> **Stored items from a collection**:
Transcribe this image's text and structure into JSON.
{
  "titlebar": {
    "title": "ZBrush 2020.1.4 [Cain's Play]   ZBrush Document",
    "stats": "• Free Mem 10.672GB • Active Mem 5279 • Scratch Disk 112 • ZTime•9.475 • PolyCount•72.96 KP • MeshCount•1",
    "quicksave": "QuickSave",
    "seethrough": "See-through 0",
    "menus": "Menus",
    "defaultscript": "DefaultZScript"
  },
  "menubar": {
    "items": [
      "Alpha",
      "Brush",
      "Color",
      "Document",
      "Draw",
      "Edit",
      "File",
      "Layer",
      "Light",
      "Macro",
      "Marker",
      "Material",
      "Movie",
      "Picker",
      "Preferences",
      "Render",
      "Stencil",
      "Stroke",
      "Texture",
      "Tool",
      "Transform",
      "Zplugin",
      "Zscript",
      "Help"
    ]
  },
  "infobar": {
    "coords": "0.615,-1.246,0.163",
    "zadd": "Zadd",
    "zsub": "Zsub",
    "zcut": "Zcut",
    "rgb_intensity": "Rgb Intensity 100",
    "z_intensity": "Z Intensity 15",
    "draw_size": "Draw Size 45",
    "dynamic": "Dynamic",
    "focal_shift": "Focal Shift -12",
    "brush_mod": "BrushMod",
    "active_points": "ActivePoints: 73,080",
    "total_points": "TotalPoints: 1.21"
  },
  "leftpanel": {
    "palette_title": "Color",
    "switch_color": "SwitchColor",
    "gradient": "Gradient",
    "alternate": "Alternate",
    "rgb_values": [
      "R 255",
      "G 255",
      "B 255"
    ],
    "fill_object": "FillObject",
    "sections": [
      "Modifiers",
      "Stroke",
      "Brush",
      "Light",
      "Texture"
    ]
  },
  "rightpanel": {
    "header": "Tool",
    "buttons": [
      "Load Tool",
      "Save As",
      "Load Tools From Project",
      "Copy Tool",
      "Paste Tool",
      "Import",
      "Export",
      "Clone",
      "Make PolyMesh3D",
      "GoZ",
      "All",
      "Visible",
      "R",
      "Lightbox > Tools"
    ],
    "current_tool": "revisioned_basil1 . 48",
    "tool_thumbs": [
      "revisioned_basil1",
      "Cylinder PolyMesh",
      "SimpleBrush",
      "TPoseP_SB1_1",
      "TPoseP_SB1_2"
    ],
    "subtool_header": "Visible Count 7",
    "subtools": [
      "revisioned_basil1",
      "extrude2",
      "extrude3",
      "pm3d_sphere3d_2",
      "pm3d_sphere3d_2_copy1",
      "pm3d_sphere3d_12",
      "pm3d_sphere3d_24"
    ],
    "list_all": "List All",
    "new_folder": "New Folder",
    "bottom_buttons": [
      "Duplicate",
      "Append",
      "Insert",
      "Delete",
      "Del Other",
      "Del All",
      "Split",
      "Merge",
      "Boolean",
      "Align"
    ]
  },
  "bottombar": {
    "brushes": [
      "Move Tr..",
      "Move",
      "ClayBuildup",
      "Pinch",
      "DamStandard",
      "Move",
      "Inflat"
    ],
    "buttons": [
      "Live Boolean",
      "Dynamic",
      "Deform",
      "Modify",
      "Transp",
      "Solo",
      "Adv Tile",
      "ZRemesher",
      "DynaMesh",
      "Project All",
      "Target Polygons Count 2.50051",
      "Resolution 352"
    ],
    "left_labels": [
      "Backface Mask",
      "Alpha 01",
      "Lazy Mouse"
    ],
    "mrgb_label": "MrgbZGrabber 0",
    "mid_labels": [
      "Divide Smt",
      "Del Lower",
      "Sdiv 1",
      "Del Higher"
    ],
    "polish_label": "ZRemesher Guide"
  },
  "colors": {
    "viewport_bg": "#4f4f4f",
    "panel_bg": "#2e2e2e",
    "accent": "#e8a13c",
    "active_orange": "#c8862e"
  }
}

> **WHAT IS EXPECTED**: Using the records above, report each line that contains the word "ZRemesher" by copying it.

> **WRITTEN ANSWER**:
      "ZRemesher",
    "polish_label": "ZRemesher Guide"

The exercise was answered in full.